Problem to solve: What you output should match the data below exactly.

*** Supplied material ***

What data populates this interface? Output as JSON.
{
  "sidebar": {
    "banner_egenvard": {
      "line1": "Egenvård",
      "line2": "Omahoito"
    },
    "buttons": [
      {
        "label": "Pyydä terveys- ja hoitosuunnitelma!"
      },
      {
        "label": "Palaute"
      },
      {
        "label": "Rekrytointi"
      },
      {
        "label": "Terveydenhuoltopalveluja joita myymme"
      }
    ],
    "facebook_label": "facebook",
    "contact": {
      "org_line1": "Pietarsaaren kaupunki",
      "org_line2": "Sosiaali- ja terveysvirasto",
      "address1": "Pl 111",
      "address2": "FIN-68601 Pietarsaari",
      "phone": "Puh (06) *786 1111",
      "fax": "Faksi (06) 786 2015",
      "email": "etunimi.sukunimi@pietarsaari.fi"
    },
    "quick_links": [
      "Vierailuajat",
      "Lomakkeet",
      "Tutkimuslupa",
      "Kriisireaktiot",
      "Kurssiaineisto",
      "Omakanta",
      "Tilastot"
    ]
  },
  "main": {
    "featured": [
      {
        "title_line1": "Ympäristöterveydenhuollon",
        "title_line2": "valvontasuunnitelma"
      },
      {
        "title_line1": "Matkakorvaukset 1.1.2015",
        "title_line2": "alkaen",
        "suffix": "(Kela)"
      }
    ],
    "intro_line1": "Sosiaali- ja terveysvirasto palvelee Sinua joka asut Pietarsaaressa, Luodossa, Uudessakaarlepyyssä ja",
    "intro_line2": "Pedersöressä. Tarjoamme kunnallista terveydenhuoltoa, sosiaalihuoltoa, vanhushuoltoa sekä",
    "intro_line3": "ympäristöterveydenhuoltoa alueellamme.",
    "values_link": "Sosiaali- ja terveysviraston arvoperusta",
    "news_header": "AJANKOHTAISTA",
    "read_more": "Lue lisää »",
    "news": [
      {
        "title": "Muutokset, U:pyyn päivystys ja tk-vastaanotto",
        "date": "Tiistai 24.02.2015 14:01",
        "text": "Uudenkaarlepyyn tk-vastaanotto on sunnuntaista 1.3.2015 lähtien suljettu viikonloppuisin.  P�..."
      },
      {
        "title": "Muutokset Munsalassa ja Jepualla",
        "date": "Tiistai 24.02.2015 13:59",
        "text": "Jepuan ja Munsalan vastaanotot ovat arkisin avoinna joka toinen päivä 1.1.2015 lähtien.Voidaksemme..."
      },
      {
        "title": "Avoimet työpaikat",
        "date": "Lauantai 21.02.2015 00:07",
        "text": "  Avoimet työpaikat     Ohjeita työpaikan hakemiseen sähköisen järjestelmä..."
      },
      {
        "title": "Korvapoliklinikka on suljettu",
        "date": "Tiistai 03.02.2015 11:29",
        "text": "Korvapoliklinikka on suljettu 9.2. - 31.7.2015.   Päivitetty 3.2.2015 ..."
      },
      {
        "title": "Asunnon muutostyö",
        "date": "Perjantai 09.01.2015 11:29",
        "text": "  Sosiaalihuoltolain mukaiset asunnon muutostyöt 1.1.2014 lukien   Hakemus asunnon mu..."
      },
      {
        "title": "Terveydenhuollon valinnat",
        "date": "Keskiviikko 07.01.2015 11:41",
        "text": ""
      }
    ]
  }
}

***

Answer for the task:
What data populates this interface? Output as JSON.
{
  "sidebar": {
    "banner_egenvard": {
      "line1": "Egenvård",
      "line2": "Omahoito"
    },
    "buttons": [
      {
        "label": "Pyydä terveys- ja hoitosuunnitelma!"
      },
      {
        "label": "Palaute"
      },
      {
        "label": "Rekrytointi"
      },
      {
        "label": "Terveydenhuoltopalveluja joita myymme"
      }
    ],
    "facebook_label": "facebook",
    "contact": {
      "org_line1": "Pietarsaaren kaupunki",
      "org_line2": "Sosiaali- ja terveysvirasto",
      "address1": "Pl 111",
      "address2": "FIN-68601 Pietarsaari",
      "phone": "Puh (06) *786 1111",
      "fax": "Faksi (06) 786 2015",
      "email": "etunimi.sukunimi@pietarsaari.fi"
    },
    "quick_links": [
      "Vierailuajat",
      "Lomakkeet",
      "Tutkimuslupa",
      "Kriisireaktiot",
      "Kurssiaineisto",
      "Omakanta",
      "Tilastot"
    ]
  },
  "main": {
    "featured": [
      {
        "title_line1": "Ympäristöterveydenhuollon",
        "title_line2": "valvontasuunnitelma"
      },
      {
        "title_line1": "Matkakorvaukset 1.1.2015",
        "title_line2": "alkaen",
        "suffix": "(Kela)"
      }
    ],
    "intro_line1": "Sosiaali- ja terveysvirasto palvelee Sinua joka asut Pietarsaaressa, Luodossa, Uudessakaarlepyyssä ja",
    "intro_line2": "Pedersöressä. Tarjoamme kunnallista terveydenhuoltoa, sosiaalihuoltoa, vanhushuoltoa sekä",
    "intro_line3": "ympäristöterveydenhuoltoa alueellamme.",
    "values_link": "Sosiaali- ja terveysviraston arvoperusta",
    "news_header": "AJANKOHTAISTA",
    "read_more": "Lue lisää »",
    "news": [
      {
        "title": "Muutokset, U:pyyn päivystys ja tk-vastaanotto",
        "date": "Tiistai 24.02.2015 14:01",
        "text": "Uudenkaarlepyyn tk-vastaanotto on sunnuntaista 1.3.2015 lähtien suljettu viikonloppuisin.  P�..."
      },
      {
        "title": "Muutokset Munsalassa ja Jepualla",
        "date": "Tiistai 24.02.2015 13:59",
        "text": "Jepuan ja Munsalan vastaanotot ovat arkisin avoinna joka toinen päivä 1.1.2015 lähtien.Voidaksemme..."
      },
      {
        "title": "Avoimet työpaikat",
        "date": "Lauantai 21.02.2015 00:07",
        "text": "  Avoimet työpaikat     Ohjeita työpaikan hakemiseen sähköisen järjestelmä..."
      },
      {
        "title": "Korvapoliklinikka on suljettu",
        "date": "Tiistai 03.02.2015 11:29",
        "text": "Korvapoliklinikka on suljettu 9.2. - 31.7.2015.   Päivitetty 3.2.2015 ..."
      },
      {
        "title": "Asunnon muutostyö",
        "date": "Perjantai 09.01.2015 11:29",
        "text": "  Sosiaalihuoltolain mukaiset asunnon muutostyöt 1.1.2014 lukien   Hakemus asunnon mu..."
      },
      {
        "title": "Terveydenhuollon valinnat",
        "date": "Keskiviikko 07.01.2015 11:41",
        "text": ""
      }
    ]
  }
}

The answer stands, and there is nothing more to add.